Other organisations and associations were in attendance, from Italy, the Czech Republic, France, Estonia, the Former Yugoslav Republic of Macedonia (FYROM), Belgium, and Germany. The central theme of this meeting was how to apply throughout Europe the “Falcone method” -named after the famed anti-mafia judge murdered in Sicily in 1992-, which advocates for close cooperation between institutions and associations to promote a culture of legality in order to fight crime and organised crime.

The seminar was opened by the President of the Foundation, Maria Falcone, and Efus’ Executive Director, Elizabeth Johnston, who called for more international cooperation and support from European institutions. They also stressed the importance of linking international action with the work being conducted on the ground with young people.

Francesco Lo Voi, Italian representative of the European agency EuroJust, called for more cultural and social work to fight organised crime, in addition to judicial action. He emphasised that the work carried by anti-mafia judges Giovanni Falcone and Paolo Borsellino (murdered in Palermo a few weeks after Falcone) was groundbreaking because it combined judicial investigation and repression with real education effort on the ground towards youngsters and society at large.

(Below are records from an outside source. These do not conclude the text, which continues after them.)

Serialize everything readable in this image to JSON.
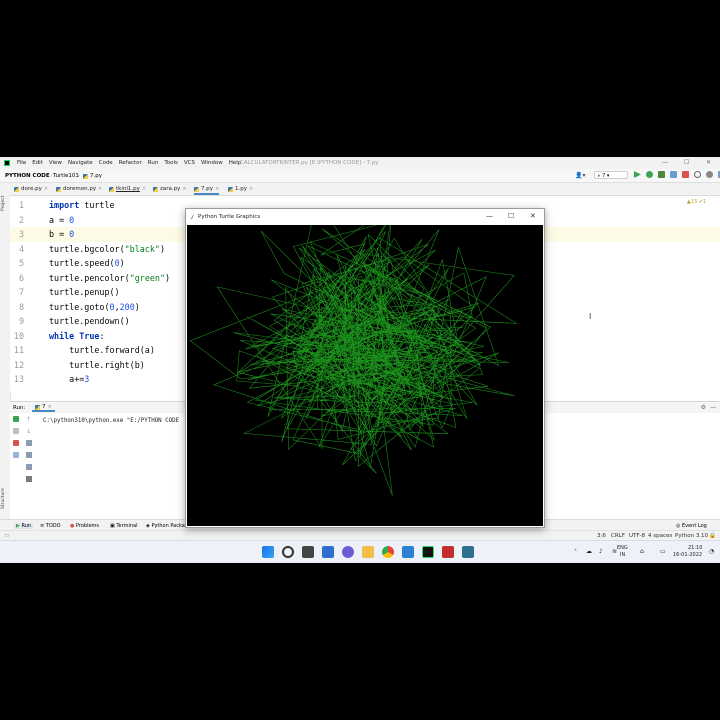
{
  "app": {
    "menu_items": [
      "File",
      "Edit",
      "View",
      "Navigate",
      "Code",
      "Refactor",
      "Run",
      "Tools",
      "VCS",
      "Window",
      "Help"
    ],
    "window_title": "CALCULATORTKINTER.py [E:\\PYTHON CODE] - 7.py"
  },
  "nav": {
    "project": "PYTHON CODE",
    "folder": "Turtle101",
    "file": "7.py",
    "run_config": "7"
  },
  "left_strip": {
    "project_label": "Project",
    "structure_label": "Structure",
    "favorites_label": "Favorites"
  },
  "tabs": [
    {
      "label": "dore.py"
    },
    {
      "label": "doremon.py"
    },
    {
      "label": "tkinl1.py"
    },
    {
      "label": "zara.py"
    },
    {
      "label": "7.py"
    },
    {
      "label": "1.py"
    }
  ],
  "editor": {
    "warnings": "▲13 ✔1",
    "lines": [
      {
        "n": "1",
        "code": "import turtle"
      },
      {
        "n": "2",
        "code": "a = 0"
      },
      {
        "n": "3",
        "code": "b = 0"
      },
      {
        "n": "4",
        "code": "turtle.bgcolor(\"black\")"
      },
      {
        "n": "5",
        "code": "turtle.speed(0)"
      },
      {
        "n": "6",
        "code": "turtle.pencolor(\"green\")"
      },
      {
        "n": "7",
        "code": "turtle.penup()"
      },
      {
        "n": "8",
        "code": "turtle.goto(0,200)"
      },
      {
        "n": "9",
        "code": "turtle.pendown()"
      },
      {
        "n": "10",
        "code": "while True:"
      },
      {
        "n": "11",
        "code": "    turtle.forward(a)"
      },
      {
        "n": "12",
        "code": "    turtle.right(b)"
      },
      {
        "n": "13",
        "code": "    a+=3"
      }
    ]
  },
  "run_panel": {
    "label": "Run:",
    "tab": "7",
    "console_line": "C:\\python310\\python.exe \"E:/PYTHON CODE"
  },
  "bottom_tabs": [
    "Run",
    "TODO",
    "Problems",
    "Terminal",
    "Python Packages",
    "Python Console"
  ],
  "event_log": "Event Log",
  "status": {
    "position": "3:6",
    "line_sep": "CRLF",
    "encoding": "UTF-8",
    "indent": "4 spaces",
    "interpreter": "Python 3.10"
  },
  "tray": {
    "lang": "ENG",
    "region": "IN",
    "time": "21:10",
    "date": "16-01-2022"
  },
  "turtle_window": {
    "title": "Python Turtle Graphics",
    "line_color": "#1fa21f",
    "bg": "#000000"
  },
  "colors": {
    "accent": "#4a88c7",
    "keyword": "#0033b3",
    "string": "#067d17",
    "number": "#1750eb"
  }
}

Partners of the “Waves of legality, waves of citizenship” project, the Italian Ministry of Education, Universities and Research, and the Centre for Juvenile Justice of the Region of Sicily presented the work they carry with young people, in particular those at risk of social exclusion. 

A questionnaire on how young people perceive organised crime was prepared during this seminar. It will be distributed throughout Europe and will contribute to the research on the prevention of organised crime as well as to future projects.

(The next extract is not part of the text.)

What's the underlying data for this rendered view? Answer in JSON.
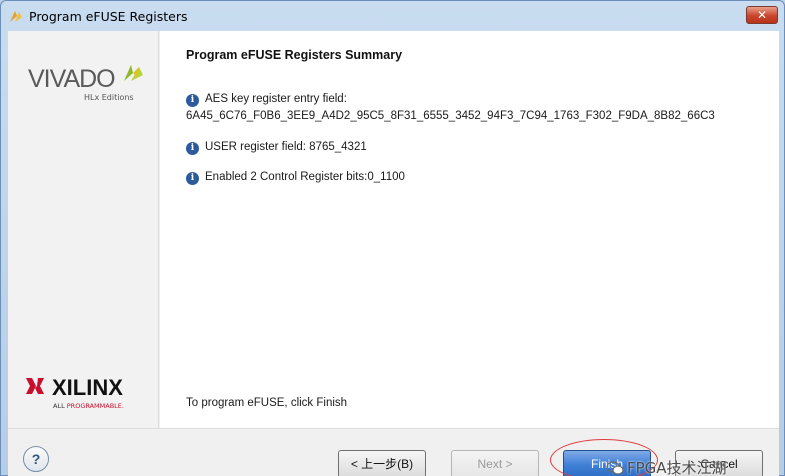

“Giovanni was a forerunner in that he proposed concrete tools for international cooperation. He understood very well the danger of international organised crime,” declared Maria Falcone, the sister of the late judge. “Society needs to be less consenting, indifferent and complicit. And this needs to be done at an international level. This is also why it is important to rely on civil society.”

Efus is looking for information on concrete initiatives taken in Europe by citizens or civil society organisations to prevent or fight organised crime. Do not hesitate to contact us if this theme is of interest to you or if you have a local practice to share: